Theory and methods toward an understanding of flow-induced crystallization of isotactic polypropylene

Open Access
Howard, Michael Patrick
Area of Honors:
Chemical Engineering
Bachelor of Science
Document Type:
Thesis Supervisors:
  • Scott Thomas Milner, Thesis Supervisor
  • Ali Borhan, Honors Advisor
  • crystallization
  • polypropylene
  • nucleation
  • shear flow
The flow-induced crystallization (FIC) of polyolefins is an important part of many industrial processes such as injection molding. Injection molding is used to make a variety of commercial products ranging from piping for chemical plants to everyday goods like water bottles and children’s toys. It is well-documented experimentally that FIC can accelerate the rate of crystallization for isotactic polypropylene by a factor of one hundred (changing the crystallization time scale from a matter of hours to seconds), and also greatly affects the material properties of the crystallized product. Yet, the underlying physics of FIC are poorly understood. Some hypothesize that FIC occurs because flow reduces the melt state entropy, and thus eases the transition from melt to crystal. In order to test this hypothesis, it is necessary to understand (1) how crystals form in commercial melts, and (2) how flow might affect the entropy of the melt. Here we present two important steps towards understanding this phenomenon: a model for quiescent crystal nucleation in commercial melts, and a method for simulating dilute polymer solutions in flow.
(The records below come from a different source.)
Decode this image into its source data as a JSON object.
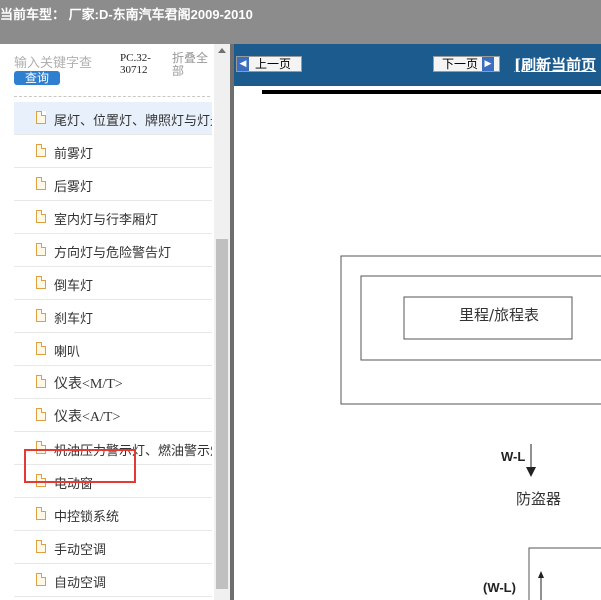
{
  "header": {
    "title": "当前车型：  厂家:D-东南汽车君阁2009-2010"
  },
  "sidebar": {
    "search_placeholder": "输入关键字查",
    "search_button": "查询",
    "pc_code": "PC.32-30712",
    "collapse_all": "折叠全部",
    "items": [
      {
        "label": "尾灯、位置灯、牌照灯与灯光"
      },
      {
        "label": "前雾灯"
      },
      {
        "label": "后雾灯"
      },
      {
        "label": "室内灯与行李厢灯"
      },
      {
        "label": "方向灯与危险警告灯"
      },
      {
        "label": "倒车灯"
      },
      {
        "label": "刹车灯"
      },
      {
        "label": "喇叭"
      },
      {
        "label": "仪表<M/T>"
      },
      {
        "label": "仪表<A/T>"
      },
      {
        "label": "机油压力警示灯、燃油警示灯"
      },
      {
        "label": "电动窗"
      },
      {
        "label": "中控锁系统"
      },
      {
        "label": "手动空调"
      },
      {
        "label": "自动空调"
      }
    ]
  },
  "toolbar": {
    "prev_label": "上一页",
    "next_label": "下一页",
    "refresh_label": "[刷新当前页"
  },
  "diagram": {
    "odometer_label": "里程/旅程表",
    "wire_label_1": "W-L",
    "antitheft_label": "防盗器",
    "wire_label_2": "(W-L)"
  },
  "colors": {
    "title_bar": "#8c8c8c",
    "nav_bar": "#1c5b8e",
    "highlight": "#e53935",
    "search_button": "#2e7fd0"
  }
}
Ultimately, these may be combined with data from melt rheology of entropy reduction due to flow to predict the effects of FIC in commercial processes.